At a press conference Thursday, U.S. Sen. Bob Menendez said his opponent Bob Hugin’s delayed support of now-Supreme Court Justice Brett Kavanaugh was there all along despite the candidate’s claims that he was waiting for more information, first from the testimony of Kavanaugh and Christine Blasey Ford, one of the women that accused the judge of sexual assault, then from an FBI investigation into those allegations.
“He was for Brett Kavanaugh all along. Another fraud. When he told you in the press he was waiting to see the FBI report, he knew he would never get to see the FBI report,” Menendez said. “Only members of the Senate got to see the FBI report, and we can’t talk about what was in it. Might characterize it as I did, but you can’t talk about what’s in it.”
Hugin said he supported Kavanaugh on Thursday, after Senators’ reactions to the FBI’s investigation largely fell along party lines, with Republicans claiming the report exonerated him and Democrats claiming the investigation was a sham or raised red flags about the nominee.
On Saturday, the Senate confirmed Kavanaugh’s nomination, 50-48. Only one democrat, Sen. Joe Manchin of West Virginia, voted in the now-justice’s favor. He was sworn in later that day.
Hugin justified the delay by saying it was prudent to withhold a decision until he had all available information, though he continued to say he was waiting for the results of the FBI investigation after Senate Majority Leader Mitch McConnell said they would not be released to the public.
Supporting Kavanaugh, even at the last minute, is likely to win Hugin some points with the state’s Republican base, which he will need if he is to beat Menendez in November, but it’s unlikely such a move will earn him any points with the state’s moderate Democrats or its few true swing voters.
A poll released last week by Farleigh Dickinson University found that the state’s voters opposed Kavanaugh’s nomination by a 15-point margin, 53%-38%, that largely fell along party lines.
New Jersey women in particular opposed the then-nominee, with only 22% supporting his nomination and 55% opposing the same.
That number ought to be particularly worrying to Hugin, as the state’s women – suburban women especially – are often the ones to make or break a campaign.
Still, there are weeks left before election day, and it’s possible that something will eclipse the now-concluded fight over the Supreme Court seat left vacant by retired Justice Anthony Kennedy, but Menendez will undoubtedly try to keep that memory fresh in voters’ minds.

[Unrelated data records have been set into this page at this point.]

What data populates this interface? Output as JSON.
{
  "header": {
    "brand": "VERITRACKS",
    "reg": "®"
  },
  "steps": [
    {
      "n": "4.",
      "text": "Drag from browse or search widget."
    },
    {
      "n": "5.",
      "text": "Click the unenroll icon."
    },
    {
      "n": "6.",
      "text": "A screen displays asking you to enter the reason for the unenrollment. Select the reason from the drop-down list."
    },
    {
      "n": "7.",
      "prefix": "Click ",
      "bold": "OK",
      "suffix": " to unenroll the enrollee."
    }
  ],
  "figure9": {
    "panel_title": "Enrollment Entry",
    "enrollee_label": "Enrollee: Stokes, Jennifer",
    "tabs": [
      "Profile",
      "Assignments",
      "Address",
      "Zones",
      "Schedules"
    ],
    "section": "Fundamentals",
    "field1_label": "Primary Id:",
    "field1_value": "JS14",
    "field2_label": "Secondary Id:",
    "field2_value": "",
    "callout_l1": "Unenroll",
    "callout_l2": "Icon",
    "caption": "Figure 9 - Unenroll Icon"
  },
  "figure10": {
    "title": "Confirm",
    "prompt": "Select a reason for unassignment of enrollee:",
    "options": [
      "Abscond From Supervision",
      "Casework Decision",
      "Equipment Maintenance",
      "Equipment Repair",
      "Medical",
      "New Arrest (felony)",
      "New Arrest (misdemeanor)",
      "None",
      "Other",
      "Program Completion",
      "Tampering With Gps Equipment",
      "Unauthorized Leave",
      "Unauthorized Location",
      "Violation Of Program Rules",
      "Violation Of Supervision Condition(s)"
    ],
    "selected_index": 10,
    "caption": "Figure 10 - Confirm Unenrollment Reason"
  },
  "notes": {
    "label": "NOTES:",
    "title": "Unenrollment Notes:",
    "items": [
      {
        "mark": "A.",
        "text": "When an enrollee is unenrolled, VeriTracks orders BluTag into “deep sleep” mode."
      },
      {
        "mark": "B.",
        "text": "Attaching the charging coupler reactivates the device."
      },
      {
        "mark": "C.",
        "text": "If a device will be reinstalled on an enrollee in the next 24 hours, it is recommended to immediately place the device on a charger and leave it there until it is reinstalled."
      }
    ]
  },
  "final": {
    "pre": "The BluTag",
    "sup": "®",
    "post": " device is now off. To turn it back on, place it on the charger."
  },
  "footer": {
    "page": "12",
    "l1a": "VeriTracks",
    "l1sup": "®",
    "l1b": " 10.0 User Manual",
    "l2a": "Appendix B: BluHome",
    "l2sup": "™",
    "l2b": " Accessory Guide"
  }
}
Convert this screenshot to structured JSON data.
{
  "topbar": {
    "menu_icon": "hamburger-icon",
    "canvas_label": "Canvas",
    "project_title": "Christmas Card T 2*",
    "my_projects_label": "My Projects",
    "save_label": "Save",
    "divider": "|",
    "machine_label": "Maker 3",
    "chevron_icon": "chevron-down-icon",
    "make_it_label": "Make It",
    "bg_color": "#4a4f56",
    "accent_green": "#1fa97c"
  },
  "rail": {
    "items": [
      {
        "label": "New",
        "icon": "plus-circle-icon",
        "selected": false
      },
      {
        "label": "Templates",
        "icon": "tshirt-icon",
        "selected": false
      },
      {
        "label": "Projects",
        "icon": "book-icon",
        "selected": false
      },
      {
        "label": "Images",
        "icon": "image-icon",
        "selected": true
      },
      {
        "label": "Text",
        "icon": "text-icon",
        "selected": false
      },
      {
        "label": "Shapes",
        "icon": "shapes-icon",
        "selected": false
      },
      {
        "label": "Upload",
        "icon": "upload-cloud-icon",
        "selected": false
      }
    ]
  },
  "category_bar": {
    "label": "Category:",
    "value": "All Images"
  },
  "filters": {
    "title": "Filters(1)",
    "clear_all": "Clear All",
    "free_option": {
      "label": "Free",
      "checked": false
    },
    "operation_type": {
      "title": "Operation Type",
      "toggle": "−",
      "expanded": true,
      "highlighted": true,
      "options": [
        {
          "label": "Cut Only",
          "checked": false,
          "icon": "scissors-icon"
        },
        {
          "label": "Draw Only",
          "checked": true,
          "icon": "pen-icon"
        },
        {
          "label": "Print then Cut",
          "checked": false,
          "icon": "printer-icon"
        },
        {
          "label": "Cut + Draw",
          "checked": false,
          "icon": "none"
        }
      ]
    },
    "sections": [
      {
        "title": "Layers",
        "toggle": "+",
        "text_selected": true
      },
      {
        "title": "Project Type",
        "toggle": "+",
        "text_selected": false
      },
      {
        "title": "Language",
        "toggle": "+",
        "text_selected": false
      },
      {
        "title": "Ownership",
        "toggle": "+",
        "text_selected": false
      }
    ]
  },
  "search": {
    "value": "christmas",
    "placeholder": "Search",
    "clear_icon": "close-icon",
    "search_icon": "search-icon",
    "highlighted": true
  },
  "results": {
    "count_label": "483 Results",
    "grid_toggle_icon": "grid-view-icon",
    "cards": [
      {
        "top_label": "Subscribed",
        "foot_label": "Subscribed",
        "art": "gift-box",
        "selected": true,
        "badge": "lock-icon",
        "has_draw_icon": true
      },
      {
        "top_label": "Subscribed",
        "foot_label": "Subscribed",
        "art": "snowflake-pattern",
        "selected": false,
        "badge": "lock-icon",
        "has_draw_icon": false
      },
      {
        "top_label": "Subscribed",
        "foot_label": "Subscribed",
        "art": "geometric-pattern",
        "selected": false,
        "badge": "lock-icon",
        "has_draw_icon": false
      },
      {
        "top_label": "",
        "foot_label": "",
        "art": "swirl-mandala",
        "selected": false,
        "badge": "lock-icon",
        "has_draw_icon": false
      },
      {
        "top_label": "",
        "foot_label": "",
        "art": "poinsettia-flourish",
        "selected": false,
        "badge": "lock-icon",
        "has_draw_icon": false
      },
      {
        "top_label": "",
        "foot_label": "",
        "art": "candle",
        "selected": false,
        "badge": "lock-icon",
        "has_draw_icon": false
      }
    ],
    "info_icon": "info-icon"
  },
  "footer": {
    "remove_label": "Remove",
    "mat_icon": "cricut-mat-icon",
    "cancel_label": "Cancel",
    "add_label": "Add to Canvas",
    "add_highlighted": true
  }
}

“He’s a fraud, and he doesn’t want New Jerseyans to know where he stands. I watch his answers to some of your questions, and I hope you’re as aggressive with him as you are with me because I can tell you, he doesn’t define himself on anything,” Menendez said. “If you can get away with that, that’s great, but he needs to be defined on where he stands on all of these issues.”